==== DATA FOR THIS TASK ====
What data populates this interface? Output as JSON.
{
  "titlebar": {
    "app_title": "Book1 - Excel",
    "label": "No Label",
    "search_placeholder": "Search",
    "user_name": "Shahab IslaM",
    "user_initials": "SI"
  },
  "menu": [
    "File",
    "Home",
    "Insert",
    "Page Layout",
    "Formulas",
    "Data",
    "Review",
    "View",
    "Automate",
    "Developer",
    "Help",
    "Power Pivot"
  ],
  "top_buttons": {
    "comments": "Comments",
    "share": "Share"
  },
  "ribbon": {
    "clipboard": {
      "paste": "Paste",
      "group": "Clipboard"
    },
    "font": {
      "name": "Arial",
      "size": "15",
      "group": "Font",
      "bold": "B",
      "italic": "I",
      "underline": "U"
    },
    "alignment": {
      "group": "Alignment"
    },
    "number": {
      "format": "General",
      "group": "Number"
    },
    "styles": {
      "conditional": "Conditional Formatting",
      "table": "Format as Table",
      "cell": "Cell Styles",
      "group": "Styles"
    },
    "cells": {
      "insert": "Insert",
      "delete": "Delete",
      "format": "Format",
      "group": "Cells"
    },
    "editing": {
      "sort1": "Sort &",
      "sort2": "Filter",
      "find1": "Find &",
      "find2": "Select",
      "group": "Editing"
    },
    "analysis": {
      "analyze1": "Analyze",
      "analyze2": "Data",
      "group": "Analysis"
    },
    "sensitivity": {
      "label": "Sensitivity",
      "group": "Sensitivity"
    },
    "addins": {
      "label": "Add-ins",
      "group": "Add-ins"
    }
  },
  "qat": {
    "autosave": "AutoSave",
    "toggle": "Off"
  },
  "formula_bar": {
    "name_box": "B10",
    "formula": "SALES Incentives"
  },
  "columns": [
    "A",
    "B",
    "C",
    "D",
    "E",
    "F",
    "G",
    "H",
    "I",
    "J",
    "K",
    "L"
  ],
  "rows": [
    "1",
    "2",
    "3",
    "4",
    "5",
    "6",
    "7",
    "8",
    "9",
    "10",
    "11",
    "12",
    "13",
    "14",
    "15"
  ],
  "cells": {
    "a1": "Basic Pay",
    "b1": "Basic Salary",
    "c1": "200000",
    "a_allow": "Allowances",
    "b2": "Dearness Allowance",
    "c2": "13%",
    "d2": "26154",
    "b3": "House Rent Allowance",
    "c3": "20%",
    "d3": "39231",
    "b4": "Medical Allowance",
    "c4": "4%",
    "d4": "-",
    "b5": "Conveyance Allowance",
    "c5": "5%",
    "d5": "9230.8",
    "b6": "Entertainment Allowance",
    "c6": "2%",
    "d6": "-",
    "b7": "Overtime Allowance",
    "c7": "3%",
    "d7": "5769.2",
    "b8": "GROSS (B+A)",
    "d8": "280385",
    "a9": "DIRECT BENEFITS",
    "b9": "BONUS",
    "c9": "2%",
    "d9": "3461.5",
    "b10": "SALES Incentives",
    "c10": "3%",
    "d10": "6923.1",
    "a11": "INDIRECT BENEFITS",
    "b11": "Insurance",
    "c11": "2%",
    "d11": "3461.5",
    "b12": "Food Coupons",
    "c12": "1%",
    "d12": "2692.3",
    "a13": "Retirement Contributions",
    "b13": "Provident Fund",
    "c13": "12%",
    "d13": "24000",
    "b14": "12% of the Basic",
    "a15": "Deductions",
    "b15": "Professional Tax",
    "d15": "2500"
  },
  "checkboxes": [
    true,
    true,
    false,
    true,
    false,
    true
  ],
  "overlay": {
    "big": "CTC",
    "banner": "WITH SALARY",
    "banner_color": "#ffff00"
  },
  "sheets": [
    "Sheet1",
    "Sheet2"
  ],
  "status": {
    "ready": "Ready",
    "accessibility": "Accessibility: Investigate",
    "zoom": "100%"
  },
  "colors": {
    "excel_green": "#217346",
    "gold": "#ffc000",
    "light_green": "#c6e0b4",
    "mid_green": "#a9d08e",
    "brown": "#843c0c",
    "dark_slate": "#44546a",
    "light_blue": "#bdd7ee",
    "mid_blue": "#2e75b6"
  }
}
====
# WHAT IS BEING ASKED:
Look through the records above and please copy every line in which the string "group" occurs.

# TASK OUTPUT:
      "group": "Clipboard"
      "group": "Font",
      "group": "Alignment"
      "group": "Number"
      "group": "Styles"
      "group": "Cells"
      "group": "Editing"
      "group": "Analysis"
      "group": "Sensitivity"
      "group": "Add-ins"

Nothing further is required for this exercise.